PROBLEM TO SOLVE:
For this exercise, return the line containing "Parse this screenshot: output" and every line after it through the end of the records below, without alteration.

[Web page and app entries]
╔══
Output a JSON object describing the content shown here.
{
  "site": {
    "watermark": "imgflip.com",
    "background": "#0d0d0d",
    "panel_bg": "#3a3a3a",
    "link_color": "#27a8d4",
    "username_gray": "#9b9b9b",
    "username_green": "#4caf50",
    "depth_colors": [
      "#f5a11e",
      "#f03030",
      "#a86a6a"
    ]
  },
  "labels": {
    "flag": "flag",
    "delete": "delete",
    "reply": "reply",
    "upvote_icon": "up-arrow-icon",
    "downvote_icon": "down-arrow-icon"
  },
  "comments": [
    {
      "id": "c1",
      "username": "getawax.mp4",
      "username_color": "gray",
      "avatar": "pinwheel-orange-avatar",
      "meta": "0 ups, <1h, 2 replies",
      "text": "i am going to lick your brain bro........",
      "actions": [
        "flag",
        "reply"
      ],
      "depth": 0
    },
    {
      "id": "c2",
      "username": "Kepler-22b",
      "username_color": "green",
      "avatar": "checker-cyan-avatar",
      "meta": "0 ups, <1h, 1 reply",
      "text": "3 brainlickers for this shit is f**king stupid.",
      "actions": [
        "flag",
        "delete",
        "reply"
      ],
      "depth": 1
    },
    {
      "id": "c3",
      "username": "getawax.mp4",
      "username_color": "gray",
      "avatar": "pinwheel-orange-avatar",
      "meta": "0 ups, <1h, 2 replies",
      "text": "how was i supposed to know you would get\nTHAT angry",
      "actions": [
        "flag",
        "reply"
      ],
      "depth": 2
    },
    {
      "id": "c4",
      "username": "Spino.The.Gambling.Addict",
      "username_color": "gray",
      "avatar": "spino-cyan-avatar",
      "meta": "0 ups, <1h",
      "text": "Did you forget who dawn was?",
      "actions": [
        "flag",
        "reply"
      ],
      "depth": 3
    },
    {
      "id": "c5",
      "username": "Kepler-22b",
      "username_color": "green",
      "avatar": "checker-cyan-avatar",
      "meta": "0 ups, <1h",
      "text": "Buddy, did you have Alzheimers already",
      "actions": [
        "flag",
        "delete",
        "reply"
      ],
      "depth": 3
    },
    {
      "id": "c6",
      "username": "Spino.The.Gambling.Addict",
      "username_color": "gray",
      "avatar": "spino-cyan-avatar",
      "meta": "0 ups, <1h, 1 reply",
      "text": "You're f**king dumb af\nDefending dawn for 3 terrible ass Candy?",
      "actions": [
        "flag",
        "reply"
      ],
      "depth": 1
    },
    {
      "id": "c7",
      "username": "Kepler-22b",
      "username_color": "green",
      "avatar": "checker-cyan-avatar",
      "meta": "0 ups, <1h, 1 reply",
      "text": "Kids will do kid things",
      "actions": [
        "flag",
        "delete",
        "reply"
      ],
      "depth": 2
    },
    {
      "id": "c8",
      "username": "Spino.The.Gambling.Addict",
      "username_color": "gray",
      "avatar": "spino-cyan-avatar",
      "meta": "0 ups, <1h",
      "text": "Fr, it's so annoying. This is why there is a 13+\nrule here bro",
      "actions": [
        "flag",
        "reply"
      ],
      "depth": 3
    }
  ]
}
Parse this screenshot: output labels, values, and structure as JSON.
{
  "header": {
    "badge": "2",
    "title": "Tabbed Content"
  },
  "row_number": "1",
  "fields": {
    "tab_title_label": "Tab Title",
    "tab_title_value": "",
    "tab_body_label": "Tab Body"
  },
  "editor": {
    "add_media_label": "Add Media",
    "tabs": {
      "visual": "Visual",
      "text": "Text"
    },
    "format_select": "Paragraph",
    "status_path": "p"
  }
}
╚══
RESPONSE BELOW:
Parse this screenshot: output labels, values, and structure as JSON.
{
  "header": {
    "badge": "2",
    "title": "Tabbed Content"
  },
  "row_number": "1",
  "fields": {
    "tab_title_label": "Tab Title",
    "tab_title_value": "",
    "tab_body_label": "Tab Body"
  },
  "editor": {
    "add_media_label": "Add Media",
    "tabs": {
      "visual": "Visual",
      "text": "Text"
    },
    "format_select": "Paragraph",
    "status_path": "p"
  }
}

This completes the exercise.